- [What the exercise asks] Whenever a line in the listing contains "BasicScene", copy that line.

- [Input data]

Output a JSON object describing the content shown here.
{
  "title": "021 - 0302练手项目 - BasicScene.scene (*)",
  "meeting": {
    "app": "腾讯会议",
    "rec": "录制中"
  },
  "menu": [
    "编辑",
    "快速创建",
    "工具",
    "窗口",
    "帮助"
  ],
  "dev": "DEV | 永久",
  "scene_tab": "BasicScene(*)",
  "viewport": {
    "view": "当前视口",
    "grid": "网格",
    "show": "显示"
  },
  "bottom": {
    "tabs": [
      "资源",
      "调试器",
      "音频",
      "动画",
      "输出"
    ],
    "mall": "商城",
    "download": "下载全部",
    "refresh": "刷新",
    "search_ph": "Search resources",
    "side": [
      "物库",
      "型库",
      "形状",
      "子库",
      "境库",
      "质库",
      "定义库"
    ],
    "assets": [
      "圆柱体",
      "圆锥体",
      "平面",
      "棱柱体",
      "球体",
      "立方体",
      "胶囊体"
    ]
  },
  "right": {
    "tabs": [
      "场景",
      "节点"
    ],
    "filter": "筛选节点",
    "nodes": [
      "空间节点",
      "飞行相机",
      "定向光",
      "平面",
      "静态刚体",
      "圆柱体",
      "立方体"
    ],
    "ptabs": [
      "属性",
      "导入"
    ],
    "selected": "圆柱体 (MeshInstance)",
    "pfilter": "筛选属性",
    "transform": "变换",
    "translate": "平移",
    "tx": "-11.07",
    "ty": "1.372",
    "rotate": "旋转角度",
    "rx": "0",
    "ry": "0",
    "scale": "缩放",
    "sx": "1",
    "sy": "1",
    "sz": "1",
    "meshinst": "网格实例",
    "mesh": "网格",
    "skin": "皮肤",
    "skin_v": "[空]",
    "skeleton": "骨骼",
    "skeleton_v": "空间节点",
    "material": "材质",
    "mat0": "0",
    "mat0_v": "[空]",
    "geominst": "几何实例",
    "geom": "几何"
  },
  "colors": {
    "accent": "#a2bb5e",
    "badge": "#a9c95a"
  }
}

- [Answer below]
  "title": "021 - 0302练手项目 - BasicScene.scene (*)",
  "scene_tab": "BasicScene(*)",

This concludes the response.